# What to produce:
Scan the listing below for the word "title" and copy every line where it occurs.

# Data for review:
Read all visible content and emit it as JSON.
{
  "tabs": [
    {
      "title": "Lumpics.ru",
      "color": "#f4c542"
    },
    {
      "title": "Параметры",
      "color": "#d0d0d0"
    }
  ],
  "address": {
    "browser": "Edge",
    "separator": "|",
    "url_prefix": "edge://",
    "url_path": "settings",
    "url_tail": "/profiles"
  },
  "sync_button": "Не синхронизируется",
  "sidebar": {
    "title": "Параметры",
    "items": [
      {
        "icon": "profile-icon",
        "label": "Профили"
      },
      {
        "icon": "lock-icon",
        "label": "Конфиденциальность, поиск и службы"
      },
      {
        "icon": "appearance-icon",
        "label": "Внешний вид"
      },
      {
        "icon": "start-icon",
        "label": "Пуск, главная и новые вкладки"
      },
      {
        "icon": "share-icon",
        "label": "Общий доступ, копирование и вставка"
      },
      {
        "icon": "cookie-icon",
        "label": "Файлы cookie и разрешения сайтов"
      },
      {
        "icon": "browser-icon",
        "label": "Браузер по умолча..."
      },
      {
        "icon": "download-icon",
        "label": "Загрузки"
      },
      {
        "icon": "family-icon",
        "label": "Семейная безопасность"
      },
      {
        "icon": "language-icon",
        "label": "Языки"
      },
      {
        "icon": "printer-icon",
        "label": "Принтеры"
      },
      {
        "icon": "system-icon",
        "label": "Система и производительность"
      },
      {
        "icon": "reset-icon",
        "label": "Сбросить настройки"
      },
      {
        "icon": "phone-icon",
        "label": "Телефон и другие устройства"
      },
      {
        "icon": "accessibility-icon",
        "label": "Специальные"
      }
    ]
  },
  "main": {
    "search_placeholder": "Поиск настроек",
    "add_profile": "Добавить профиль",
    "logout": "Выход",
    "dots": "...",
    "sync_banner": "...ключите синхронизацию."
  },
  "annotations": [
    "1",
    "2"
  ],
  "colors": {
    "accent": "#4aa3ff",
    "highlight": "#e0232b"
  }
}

# Task result:
      "title": "Lumpics.ru",
      "title": "Параметры",
    "title": "Параметры",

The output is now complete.